April 23, 2015

Nonprofits Lose an Average of $15,000 a Year Due to Spam Filters, Study Says

Nonprofits annually lose an average of nearly $15,000 because of fundraising solicitations intercepted by spam filters, according to a new study.

Donations made in response to emails accounted for about a third of online fundraising revenue in 2013, but one in eight emails never reaches an inbox — a percentage almost as high as the share of emails that are opened, the report says. Nonprofits could boost email fundraising revenue by around 14 percent by reducing their spam rate.

An organization’s emails may be sent directly to the junk mailbox — or not delivered at all — when an Internet Service Provider notices that many of its users are marking emails from a certain IP address as spam. Other triggers are emails from a sender that frequently are deleted without being read or are never opened.

It may take months or years for an IP address flagged as a bad sender by a service provider to recover, the report says. An IP address with a poor reputation may have to take steps including cutting down an email list to remove those who have blacklisted the sender or asking everyone on the list to opt-in again.

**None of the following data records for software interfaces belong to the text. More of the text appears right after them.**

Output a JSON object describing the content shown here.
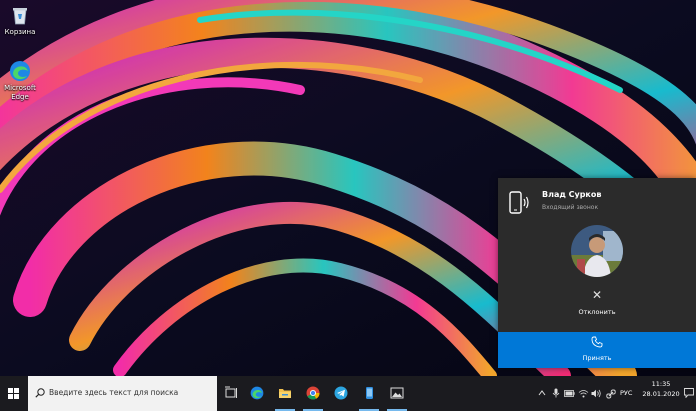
{
  "desktop": {
    "icons": [
      {
        "label": "Корзина",
        "icon": "recycle-bin-icon"
      },
      {
        "label": "Microsoft Edge",
        "icon": "edge-icon"
      }
    ]
  },
  "call_toast": {
    "caller_name": "Влад Сурков",
    "status": "Входящий звонок",
    "decline_label": "Отклонить",
    "accept_label": "Принять",
    "accent_color": "#0078d7"
  },
  "taskbar": {
    "search_placeholder": "Введите здесь текст для поиска",
    "apps": [
      "task-view-icon",
      "edge-icon",
      "file-explorer-icon",
      "chrome-icon",
      "telegram-icon",
      "your-phone-icon",
      "photos-icon"
    ],
    "language": "РУС",
    "time": "11:35",
    "date": "28.01.2020"
  }
}
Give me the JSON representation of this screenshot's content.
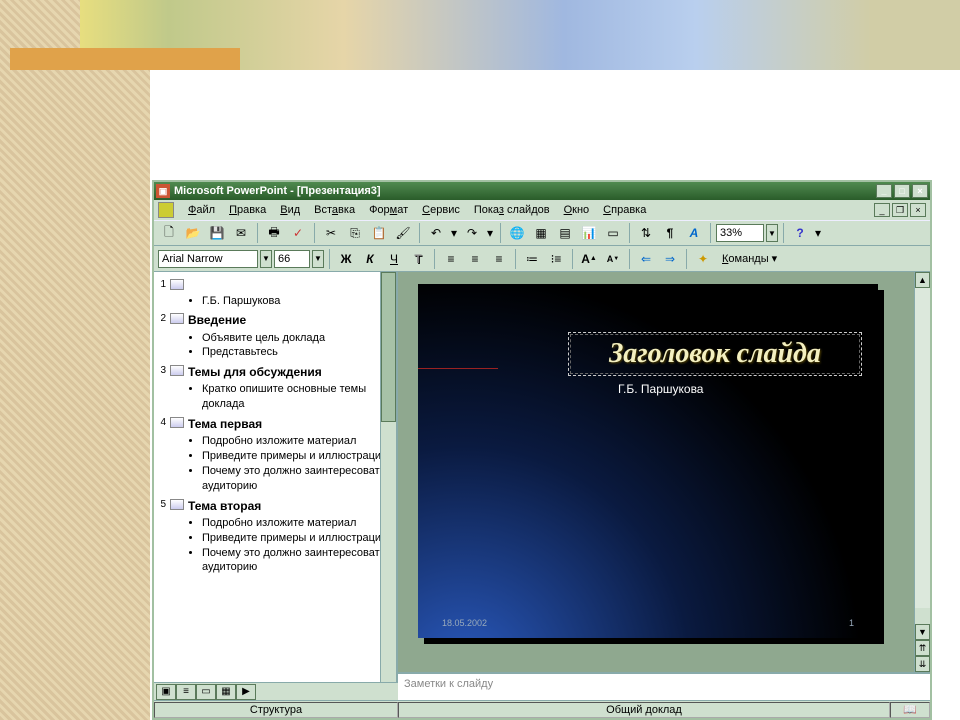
{
  "window": {
    "title": "Microsoft PowerPoint - [Презентация3]"
  },
  "menu": {
    "file": "Файл",
    "edit": "Правка",
    "view": "Вид",
    "insert": "Вставка",
    "format": "Формат",
    "tools": "Сервис",
    "slideshow": "Показ слайдов",
    "window": "Окно",
    "help": "Справка"
  },
  "toolbar": {
    "zoom": "33%"
  },
  "format": {
    "font": "Arial Narrow",
    "size": "66",
    "commands": "Команды"
  },
  "outline": {
    "slides": [
      {
        "num": "1",
        "title": "",
        "bullets": [
          "Г.Б. Паршукова"
        ]
      },
      {
        "num": "2",
        "title": "Введение",
        "bullets": [
          "Объявите цель доклада",
          "Представьтесь"
        ]
      },
      {
        "num": "3",
        "title": "Темы для обсуждения",
        "bullets": [
          "Кратко опишите основные темы доклада"
        ]
      },
      {
        "num": "4",
        "title": "Тема первая",
        "bullets": [
          "Подробно изложите материал",
          "Приведите примеры и иллюстрации",
          "Почему это должно заинтересовать аудиторию"
        ]
      },
      {
        "num": "5",
        "title": "Тема вторая",
        "bullets": [
          "Подробно изложите материал",
          "Приведите примеры и иллюстрации",
          "Почему это должно заинтересовать аудиторию"
        ]
      }
    ]
  },
  "slide": {
    "title": "Заголовок слайда",
    "subtitle": "Г.Б. Паршукова",
    "date": "18.05.2002",
    "pagenum": "1"
  },
  "notes": {
    "placeholder": "Заметки к слайду"
  },
  "status": {
    "left": "Структура",
    "center": "Общий доклад"
  }
}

The 2015 Nonprofit Email Deliverability Study, authored by Brett Schenker, the email deliverability specialist at the Washington, D.C.-based tech start-up EveryAction, which helps nonprofits organize fundraising campaigns, analyzed 55 national organizations with email lists of at least 100,000. The nonprofits in the study use a variety of email service providers.

Nonprofits included in the study had an average of 12.29 percent of emails a month marked as spam last year. For an organization with an email list of 100,000 people sending 24 fundraising messages annually, every 1 percent of email going to spam results in a loss of $1,203.84 potential revenue a year, according to the study. That estimate was calculated by taking into account the benchmark email open rate, click rate, the rate at which people fill out forms, and the average one-time email donation from the consulting firm M+R’s 2014 Nonprofit Benchmarks Study. Factors including size of an organization’s email list, the number of fundraising asks, and the average donation size were all taken into account.

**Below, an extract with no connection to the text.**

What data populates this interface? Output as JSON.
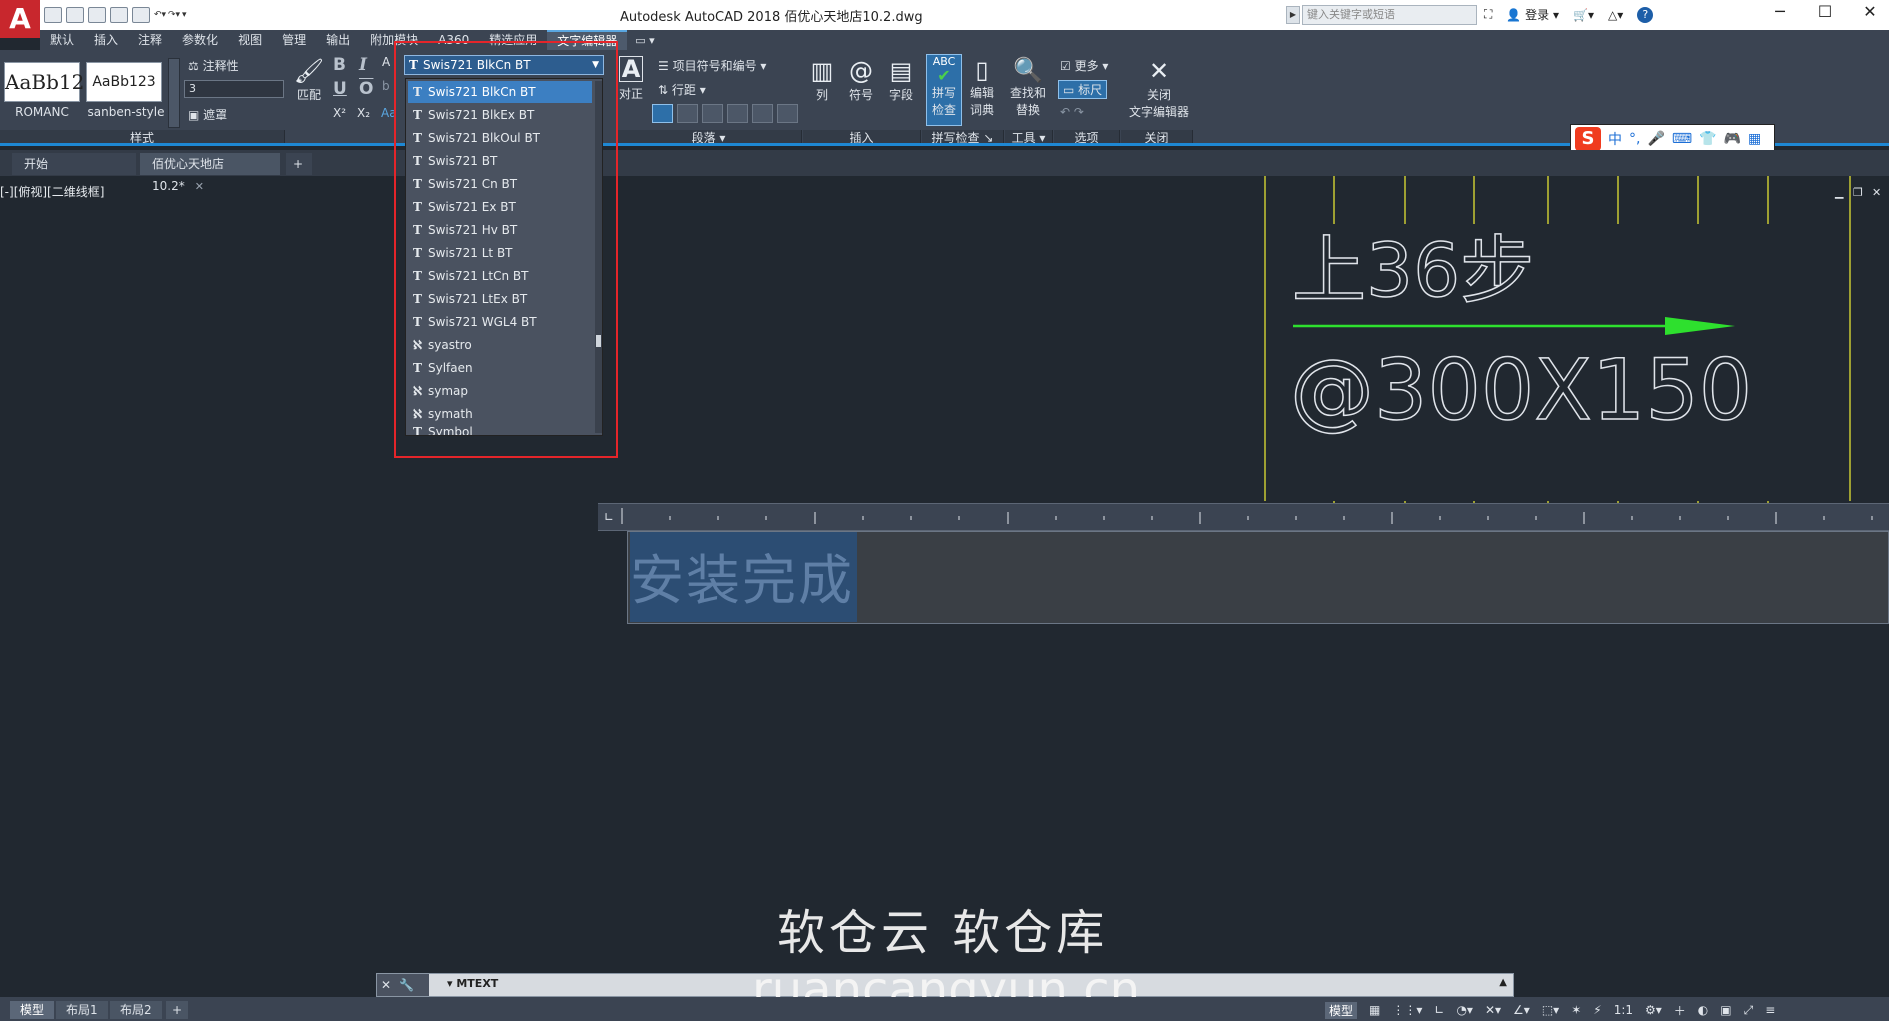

EveryAction provides six tips for keeping email solicitations out of donors’ junk mailboxes:

  • Ask individuals to opt-in to your email list and send a follow-up message to confirm their address is correct.
  • Consider sending a welcome series of several emails to give recipients an idea of what to expect. People who read these messages are more likely to continue reading your emails in the future.
  • Look beyond opens, clicks, and how many people make a donation after getting the email. Analyze what recipients do with the email — open it, fill out a form, and so forth — with different subject lines and content and measure how different segments respond.
  • See what can be done to prevent emails from bouncing back; too many occurrences are a red flag for service providers. Remove an email address from your list if messages bounce back more than a few times.
  • Send a different message to individuals who have not opened or engaged with an email in more than a month to encourage them to re-engage. Addresses that remain inactive should be removed from your list.
  • Work with your email service provider to get more information about your email deliverability, IP address reputation, and other data that can help you fix problems and ensure your messages are seen.

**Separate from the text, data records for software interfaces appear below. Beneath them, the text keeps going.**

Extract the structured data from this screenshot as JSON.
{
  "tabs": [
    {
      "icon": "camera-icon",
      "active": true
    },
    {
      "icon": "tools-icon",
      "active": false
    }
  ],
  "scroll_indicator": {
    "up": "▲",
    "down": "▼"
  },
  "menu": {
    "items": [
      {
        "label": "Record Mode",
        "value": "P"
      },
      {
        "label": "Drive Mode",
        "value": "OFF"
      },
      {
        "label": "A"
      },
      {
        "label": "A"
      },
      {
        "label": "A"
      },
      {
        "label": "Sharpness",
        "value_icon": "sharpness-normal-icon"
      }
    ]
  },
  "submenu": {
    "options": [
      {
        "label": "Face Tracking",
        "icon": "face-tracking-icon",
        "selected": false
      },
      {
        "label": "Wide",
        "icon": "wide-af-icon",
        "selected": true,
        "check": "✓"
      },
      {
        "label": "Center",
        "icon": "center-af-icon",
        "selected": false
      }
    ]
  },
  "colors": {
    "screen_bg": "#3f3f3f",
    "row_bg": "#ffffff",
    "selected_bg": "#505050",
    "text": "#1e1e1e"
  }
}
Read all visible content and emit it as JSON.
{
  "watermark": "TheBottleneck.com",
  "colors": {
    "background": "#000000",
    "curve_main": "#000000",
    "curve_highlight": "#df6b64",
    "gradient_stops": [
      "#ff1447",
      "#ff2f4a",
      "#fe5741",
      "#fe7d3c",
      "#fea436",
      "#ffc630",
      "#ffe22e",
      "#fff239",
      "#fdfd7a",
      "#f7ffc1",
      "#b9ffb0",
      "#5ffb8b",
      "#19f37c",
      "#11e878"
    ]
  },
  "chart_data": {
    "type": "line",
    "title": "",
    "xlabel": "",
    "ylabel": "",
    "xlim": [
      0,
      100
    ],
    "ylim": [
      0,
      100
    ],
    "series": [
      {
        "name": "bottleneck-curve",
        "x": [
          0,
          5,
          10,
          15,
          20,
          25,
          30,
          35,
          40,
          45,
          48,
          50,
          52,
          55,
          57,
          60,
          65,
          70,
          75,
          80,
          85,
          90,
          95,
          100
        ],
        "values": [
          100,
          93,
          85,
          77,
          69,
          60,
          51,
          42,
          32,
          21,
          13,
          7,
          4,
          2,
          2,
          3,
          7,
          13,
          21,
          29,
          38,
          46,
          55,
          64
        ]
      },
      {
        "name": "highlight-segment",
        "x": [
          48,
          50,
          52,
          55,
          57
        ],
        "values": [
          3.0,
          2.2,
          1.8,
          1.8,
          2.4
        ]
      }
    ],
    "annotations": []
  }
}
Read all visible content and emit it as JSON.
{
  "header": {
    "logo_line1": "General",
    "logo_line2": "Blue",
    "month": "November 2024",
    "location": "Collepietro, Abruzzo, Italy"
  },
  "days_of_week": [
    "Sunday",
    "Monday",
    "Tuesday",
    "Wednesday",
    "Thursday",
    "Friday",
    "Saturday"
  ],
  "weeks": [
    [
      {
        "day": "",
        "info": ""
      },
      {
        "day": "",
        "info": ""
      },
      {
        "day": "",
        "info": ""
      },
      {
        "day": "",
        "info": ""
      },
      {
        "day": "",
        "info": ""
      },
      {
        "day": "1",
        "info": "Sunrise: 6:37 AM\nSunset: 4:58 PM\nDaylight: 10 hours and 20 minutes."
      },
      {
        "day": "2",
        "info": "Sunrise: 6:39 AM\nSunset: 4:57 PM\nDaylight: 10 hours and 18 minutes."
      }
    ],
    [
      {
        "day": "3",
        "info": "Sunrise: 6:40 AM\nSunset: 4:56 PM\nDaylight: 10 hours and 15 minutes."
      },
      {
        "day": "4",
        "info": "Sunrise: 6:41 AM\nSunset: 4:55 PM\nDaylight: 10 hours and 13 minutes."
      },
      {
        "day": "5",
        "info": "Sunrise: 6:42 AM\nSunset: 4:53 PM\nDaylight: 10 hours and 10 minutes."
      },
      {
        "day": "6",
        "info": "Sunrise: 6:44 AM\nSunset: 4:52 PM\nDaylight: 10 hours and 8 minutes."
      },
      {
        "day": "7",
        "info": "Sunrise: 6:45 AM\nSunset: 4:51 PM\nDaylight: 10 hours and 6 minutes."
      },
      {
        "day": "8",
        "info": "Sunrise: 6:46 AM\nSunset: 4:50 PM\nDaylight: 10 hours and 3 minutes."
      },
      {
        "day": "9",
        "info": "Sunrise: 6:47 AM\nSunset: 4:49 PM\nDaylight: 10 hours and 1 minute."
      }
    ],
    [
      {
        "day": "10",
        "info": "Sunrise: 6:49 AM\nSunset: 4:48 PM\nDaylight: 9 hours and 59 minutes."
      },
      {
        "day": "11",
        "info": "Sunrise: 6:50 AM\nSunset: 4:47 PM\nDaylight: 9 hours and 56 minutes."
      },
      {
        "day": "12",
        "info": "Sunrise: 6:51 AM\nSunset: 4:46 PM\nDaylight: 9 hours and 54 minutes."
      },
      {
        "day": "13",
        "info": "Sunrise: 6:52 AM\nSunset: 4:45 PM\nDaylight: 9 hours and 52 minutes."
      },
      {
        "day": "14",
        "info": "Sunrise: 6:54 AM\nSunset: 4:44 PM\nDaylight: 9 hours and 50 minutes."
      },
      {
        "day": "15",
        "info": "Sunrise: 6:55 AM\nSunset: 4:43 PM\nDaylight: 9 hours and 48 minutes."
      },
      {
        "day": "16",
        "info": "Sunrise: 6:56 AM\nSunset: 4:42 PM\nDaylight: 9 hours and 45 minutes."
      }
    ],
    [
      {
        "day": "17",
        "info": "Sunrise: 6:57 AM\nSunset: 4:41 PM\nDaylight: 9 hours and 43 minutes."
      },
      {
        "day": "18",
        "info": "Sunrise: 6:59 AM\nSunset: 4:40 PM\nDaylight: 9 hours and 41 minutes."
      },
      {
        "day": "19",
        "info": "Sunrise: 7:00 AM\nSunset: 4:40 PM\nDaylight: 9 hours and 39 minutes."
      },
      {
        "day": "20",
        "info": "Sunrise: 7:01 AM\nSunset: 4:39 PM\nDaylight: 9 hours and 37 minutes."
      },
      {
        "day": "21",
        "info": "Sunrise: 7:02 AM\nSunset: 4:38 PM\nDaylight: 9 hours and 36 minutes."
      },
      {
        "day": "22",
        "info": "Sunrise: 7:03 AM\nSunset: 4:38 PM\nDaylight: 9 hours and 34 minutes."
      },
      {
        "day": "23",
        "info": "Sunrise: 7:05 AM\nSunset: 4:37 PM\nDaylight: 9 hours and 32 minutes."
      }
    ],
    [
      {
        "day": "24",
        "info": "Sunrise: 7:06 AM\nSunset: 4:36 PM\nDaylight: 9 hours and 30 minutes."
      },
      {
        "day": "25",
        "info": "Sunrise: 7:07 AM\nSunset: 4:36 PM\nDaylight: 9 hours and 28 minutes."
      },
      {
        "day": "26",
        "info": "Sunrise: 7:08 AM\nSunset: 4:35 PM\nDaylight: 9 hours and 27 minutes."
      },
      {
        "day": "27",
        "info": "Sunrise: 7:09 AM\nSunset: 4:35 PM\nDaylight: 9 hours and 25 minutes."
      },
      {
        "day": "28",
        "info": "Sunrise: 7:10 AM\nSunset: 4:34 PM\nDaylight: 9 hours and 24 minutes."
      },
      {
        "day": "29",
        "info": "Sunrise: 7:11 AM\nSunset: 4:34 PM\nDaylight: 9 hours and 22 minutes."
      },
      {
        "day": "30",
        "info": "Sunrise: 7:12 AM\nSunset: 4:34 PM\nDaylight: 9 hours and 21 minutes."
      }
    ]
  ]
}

A free copy of the full report is available for download.

Send an email to Eden Stiffman.